(Items from an interface collection)
○ ○ ○ ○ ○ ○ ○
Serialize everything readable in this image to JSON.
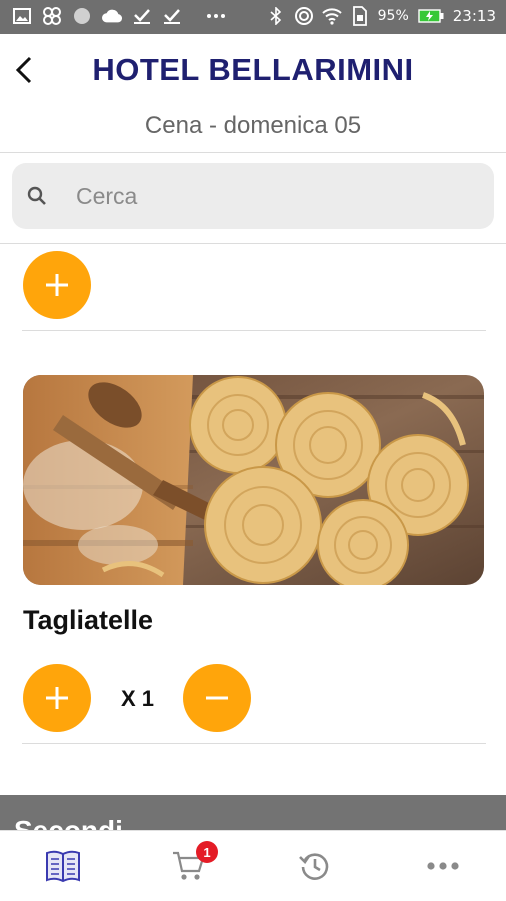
{
  "status_bar": {
    "battery": "95%",
    "time": "23:13"
  },
  "header": {
    "title": "HOTEL BELLARIMINI",
    "subtitle": "Cena - domenica 05"
  },
  "search": {
    "placeholder": "Cerca"
  },
  "dish": {
    "name": "Tagliatelle",
    "quantity": "X 1"
  },
  "section": {
    "label": "Secondi"
  },
  "tabbar": {
    "cart_badge": "1"
  },
  "colors": {
    "accent": "#ffa50b",
    "title": "#1f2070",
    "badge": "#e41c26"
  }
}
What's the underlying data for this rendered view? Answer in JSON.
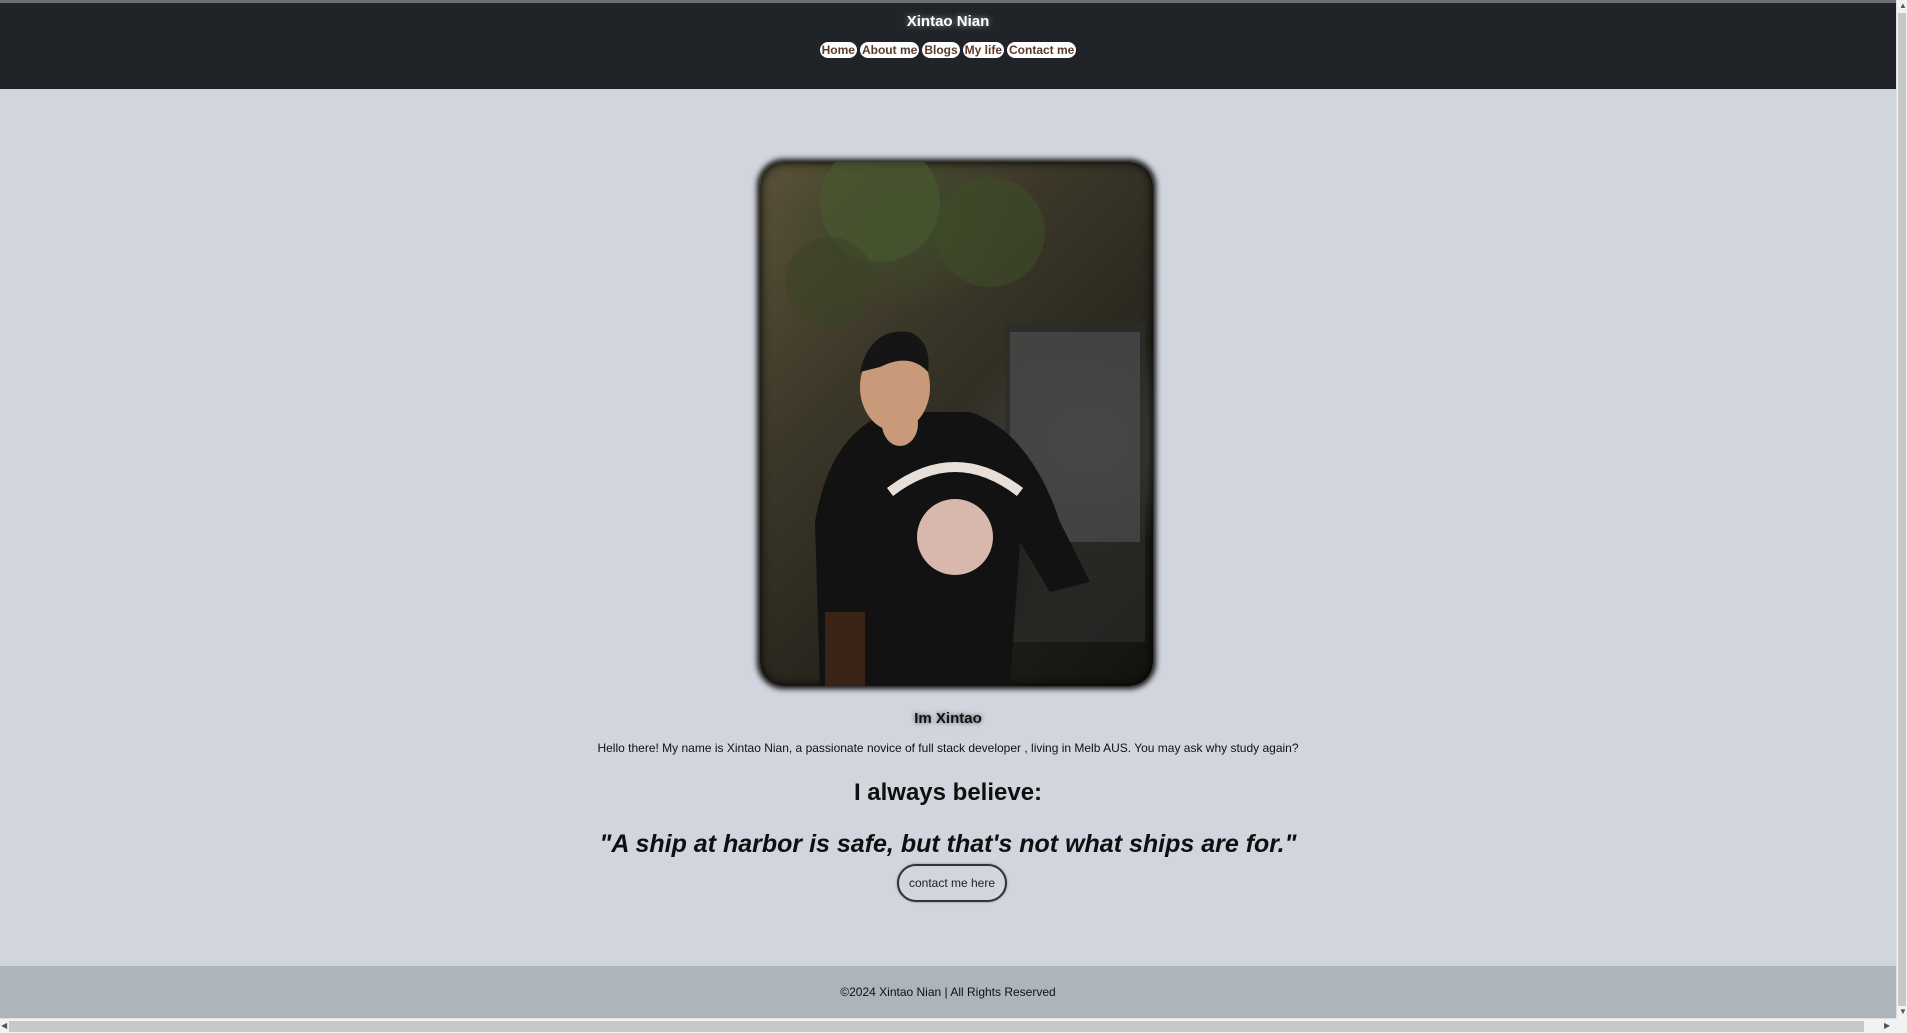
{
  "header": {
    "site_title": "Xintao Nian",
    "nav": [
      {
        "label": "Home"
      },
      {
        "label": "About me"
      },
      {
        "label": "Blogs"
      },
      {
        "label": "My life"
      },
      {
        "label": "Contact me"
      }
    ]
  },
  "main": {
    "photo_alt": "portrait photo",
    "intro_heading": "Im Xintao",
    "bio": "Hello there! My name is Xintao Nian, a passionate novice of full stack developer , living in Melb AUS. You may ask why study again?",
    "believe_heading": "I always believe:",
    "quote": "\"A ship at harbor is safe, but that's not what ships are for.\"",
    "contact_button": "contact me here"
  },
  "footer": {
    "text": "©2024 Xintao Nian | All Rights Reserved"
  },
  "colors": {
    "header_bg": "#202327",
    "page_bg": "#d1d5dd",
    "footer_bg": "#aeb4bb",
    "nav_text": "#5a3a2a"
  }
}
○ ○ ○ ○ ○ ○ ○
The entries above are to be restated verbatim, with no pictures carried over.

* SOLUTION FOR THIS PROBLEM
Serialize everything readable in this image to JSON.
{
  "status_bar": {
    "battery": "95%",
    "time": "23:13"
  },
  "header": {
    "title": "HOTEL BELLARIMINI",
    "subtitle": "Cena - domenica 05"
  },
  "search": {
    "placeholder": "Cerca"
  },
  "dish": {
    "name": "Tagliatelle",
    "quantity": "X 1"
  },
  "section": {
    "label": "Secondi"
  },
  "tabbar": {
    "cart_badge": "1"
  },
  "colors": {
    "accent": "#ffa50b",
    "title": "#1f2070",
    "badge": "#e41c26"
  }
}
What's the underlying data for this rendered view? Answer in JSON.
{
  "header": {
    "site_title": "Xintao Nian",
    "nav": [
      {
        "label": "Home"
      },
      {
        "label": "About me"
      },
      {
        "label": "Blogs"
      },
      {
        "label": "My life"
      },
      {
        "label": "Contact me"
      }
    ]
  },
  "main": {
    "photo_alt": "portrait photo",
    "intro_heading": "Im Xintao",
    "bio": "Hello there! My name is Xintao Nian, a passionate novice of full stack developer , living in Melb AUS. You may ask why study again?",
    "believe_heading": "I always believe:",
    "quote": "\"A ship at harbor is safe, but that's not what ships are for.\"",
    "contact_button": "contact me here"
  },
  "footer": {
    "text": "©2024 Xintao Nian | All Rights Reserved"
  },
  "colors": {
    "header_bg": "#202327",
    "page_bg": "#d1d5dd",
    "footer_bg": "#aeb4bb",
    "nav_text": "#5a3a2a"
  }
}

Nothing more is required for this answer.